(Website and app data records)
'''

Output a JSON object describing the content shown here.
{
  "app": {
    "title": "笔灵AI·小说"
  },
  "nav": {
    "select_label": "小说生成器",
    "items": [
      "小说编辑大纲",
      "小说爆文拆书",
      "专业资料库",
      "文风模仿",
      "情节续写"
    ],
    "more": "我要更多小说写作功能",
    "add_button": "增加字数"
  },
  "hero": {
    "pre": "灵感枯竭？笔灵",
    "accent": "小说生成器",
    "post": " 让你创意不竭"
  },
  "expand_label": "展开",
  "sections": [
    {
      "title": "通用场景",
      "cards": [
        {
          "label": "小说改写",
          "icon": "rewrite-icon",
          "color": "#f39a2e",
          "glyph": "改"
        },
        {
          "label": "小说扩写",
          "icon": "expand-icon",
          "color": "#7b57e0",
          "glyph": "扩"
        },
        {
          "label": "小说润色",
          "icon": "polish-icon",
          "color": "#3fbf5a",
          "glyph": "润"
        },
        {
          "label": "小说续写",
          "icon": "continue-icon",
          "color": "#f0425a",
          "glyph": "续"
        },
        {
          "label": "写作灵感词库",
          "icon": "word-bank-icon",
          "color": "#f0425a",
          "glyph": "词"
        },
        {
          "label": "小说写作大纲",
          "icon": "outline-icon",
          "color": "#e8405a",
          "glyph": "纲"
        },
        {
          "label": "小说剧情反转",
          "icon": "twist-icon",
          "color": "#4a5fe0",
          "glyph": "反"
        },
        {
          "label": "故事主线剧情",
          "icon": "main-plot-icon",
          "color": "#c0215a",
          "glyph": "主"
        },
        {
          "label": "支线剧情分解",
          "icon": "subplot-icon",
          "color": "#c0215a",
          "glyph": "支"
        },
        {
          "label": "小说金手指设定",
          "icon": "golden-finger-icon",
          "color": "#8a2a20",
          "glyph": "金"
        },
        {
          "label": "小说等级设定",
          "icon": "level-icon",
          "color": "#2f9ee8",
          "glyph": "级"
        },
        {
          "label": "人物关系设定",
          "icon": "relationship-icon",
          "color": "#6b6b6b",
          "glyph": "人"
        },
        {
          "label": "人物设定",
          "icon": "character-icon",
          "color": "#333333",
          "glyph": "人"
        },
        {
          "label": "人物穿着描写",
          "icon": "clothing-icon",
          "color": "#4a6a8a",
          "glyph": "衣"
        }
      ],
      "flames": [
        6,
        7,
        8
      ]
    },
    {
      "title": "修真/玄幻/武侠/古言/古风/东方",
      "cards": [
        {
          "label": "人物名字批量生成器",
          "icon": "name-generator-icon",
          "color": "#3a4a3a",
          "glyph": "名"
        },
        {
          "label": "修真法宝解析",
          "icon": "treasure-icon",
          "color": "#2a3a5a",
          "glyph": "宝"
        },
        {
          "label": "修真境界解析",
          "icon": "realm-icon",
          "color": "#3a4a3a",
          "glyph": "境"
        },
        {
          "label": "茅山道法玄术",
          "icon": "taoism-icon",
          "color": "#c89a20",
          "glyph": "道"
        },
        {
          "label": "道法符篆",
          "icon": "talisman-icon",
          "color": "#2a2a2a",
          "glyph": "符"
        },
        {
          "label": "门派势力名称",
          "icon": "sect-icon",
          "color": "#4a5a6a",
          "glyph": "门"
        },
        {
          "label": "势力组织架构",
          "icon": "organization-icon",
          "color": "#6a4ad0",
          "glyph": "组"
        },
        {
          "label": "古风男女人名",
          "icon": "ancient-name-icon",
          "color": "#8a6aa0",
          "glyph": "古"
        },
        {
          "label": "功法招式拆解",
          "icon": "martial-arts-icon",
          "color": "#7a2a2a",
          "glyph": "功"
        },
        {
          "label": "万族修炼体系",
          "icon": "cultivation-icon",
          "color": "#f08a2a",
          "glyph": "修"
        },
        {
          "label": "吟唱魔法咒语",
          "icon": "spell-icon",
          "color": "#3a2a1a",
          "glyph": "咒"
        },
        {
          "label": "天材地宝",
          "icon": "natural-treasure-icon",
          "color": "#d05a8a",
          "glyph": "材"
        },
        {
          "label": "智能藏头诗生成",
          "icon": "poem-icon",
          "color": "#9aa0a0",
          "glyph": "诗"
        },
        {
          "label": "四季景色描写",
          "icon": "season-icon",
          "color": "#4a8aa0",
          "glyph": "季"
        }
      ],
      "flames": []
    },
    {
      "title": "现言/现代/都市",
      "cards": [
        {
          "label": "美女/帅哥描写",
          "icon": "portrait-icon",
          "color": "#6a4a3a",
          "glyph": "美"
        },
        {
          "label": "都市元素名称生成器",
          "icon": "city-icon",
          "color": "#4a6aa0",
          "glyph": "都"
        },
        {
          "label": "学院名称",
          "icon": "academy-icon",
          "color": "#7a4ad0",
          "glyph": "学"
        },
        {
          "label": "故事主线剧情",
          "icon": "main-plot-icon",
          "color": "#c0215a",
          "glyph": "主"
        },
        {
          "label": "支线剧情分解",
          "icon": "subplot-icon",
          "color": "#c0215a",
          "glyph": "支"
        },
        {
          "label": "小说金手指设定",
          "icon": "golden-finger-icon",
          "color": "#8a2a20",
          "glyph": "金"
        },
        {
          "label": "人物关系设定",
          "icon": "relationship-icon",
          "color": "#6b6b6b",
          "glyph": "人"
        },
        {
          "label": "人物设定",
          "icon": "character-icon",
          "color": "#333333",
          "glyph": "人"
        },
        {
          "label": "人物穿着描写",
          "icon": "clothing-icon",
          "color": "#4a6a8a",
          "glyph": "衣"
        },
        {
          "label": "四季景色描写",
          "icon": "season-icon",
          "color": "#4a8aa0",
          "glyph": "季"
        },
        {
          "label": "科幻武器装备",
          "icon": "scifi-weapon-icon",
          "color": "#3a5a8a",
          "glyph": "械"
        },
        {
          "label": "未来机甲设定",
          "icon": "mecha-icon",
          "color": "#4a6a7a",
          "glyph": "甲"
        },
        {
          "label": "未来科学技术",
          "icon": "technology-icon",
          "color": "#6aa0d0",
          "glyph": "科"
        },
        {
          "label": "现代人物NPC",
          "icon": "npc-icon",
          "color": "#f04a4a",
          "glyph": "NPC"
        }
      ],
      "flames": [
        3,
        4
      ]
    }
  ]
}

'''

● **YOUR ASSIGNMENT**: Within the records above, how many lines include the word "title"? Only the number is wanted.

● **RESULT FOR THIS TASK**: 4